- [Exercise instructions] Check each line below for the word "print", and copy those that have it.

(Data records for software interfaces)
*** Block opens ***

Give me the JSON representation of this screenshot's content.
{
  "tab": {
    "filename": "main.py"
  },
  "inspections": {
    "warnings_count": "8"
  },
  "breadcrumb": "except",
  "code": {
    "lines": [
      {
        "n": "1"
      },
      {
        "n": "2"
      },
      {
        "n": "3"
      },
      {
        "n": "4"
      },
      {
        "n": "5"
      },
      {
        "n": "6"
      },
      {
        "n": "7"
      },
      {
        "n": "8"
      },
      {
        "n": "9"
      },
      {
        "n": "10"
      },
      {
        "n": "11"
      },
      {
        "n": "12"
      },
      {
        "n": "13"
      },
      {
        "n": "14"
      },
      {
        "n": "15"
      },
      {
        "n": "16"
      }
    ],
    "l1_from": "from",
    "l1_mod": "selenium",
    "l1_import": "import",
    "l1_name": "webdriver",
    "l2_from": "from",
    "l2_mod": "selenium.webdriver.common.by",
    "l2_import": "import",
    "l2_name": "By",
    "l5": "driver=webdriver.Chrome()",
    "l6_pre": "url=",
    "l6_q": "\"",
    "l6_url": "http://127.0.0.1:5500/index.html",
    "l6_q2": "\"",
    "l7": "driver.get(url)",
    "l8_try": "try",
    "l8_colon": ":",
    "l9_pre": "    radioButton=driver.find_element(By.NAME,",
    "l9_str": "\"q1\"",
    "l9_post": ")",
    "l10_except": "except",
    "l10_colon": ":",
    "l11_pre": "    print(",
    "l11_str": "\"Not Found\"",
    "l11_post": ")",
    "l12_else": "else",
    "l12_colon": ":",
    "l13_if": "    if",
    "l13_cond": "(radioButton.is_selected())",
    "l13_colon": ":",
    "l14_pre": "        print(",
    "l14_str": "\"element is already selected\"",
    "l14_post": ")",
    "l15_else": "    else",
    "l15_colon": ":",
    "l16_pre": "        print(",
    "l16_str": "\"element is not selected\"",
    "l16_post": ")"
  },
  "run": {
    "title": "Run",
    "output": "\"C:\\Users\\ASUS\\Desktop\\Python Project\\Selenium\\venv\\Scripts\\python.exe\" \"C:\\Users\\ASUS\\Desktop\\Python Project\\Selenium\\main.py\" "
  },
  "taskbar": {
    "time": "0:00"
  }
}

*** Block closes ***
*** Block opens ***

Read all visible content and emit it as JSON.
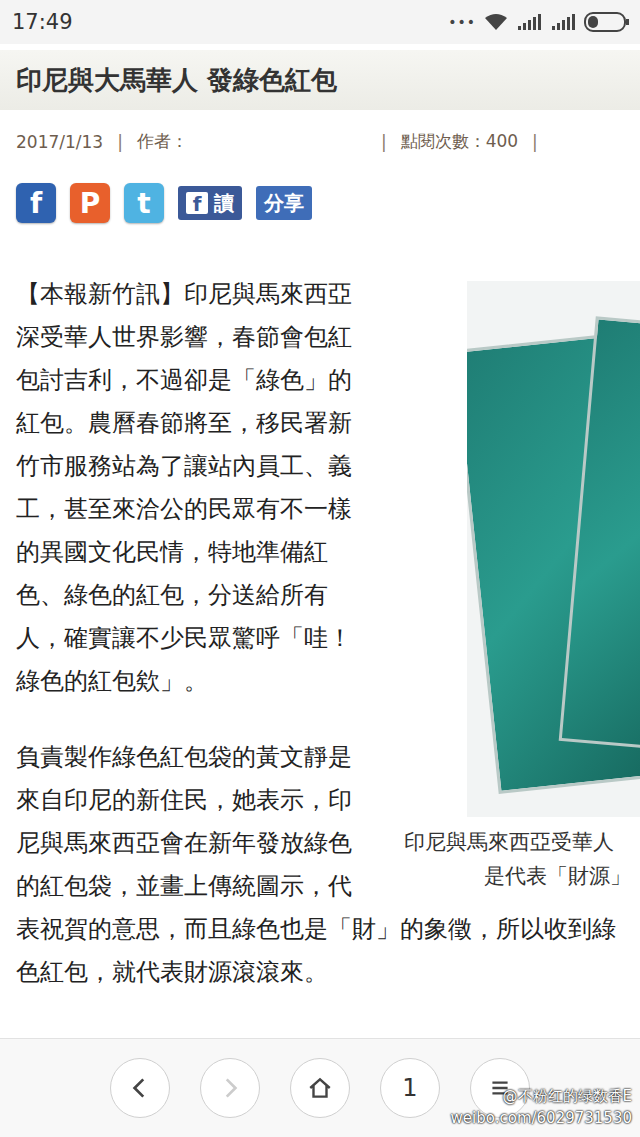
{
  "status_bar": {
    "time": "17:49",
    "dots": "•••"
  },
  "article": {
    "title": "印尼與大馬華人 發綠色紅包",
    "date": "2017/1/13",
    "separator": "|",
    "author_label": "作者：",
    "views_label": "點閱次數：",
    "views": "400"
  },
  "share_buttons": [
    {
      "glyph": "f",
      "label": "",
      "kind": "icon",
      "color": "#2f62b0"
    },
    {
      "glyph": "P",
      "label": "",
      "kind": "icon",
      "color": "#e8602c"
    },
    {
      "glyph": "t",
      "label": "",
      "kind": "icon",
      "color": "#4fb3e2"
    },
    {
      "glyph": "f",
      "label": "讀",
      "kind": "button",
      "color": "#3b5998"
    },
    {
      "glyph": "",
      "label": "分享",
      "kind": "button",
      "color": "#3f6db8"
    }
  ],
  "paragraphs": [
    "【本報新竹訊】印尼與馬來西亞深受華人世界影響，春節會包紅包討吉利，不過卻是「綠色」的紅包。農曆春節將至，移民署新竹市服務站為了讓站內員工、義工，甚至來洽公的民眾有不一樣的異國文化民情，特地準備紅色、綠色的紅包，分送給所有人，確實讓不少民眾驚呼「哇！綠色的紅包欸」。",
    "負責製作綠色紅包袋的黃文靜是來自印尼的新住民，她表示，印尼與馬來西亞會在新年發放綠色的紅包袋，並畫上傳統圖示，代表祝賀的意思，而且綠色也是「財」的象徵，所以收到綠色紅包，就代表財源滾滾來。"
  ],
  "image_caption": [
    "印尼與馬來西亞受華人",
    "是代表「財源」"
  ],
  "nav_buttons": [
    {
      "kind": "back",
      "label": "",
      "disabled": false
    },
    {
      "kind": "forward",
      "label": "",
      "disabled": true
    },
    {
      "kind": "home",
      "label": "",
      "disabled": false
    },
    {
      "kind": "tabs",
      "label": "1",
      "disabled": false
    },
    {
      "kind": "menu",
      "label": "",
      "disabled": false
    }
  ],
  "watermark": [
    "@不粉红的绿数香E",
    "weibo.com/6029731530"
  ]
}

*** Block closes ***

- [Answer to the problem]
    "l11_pre": "    print(",
    "l14_pre": "        print(",
    "l16_pre": "        print(",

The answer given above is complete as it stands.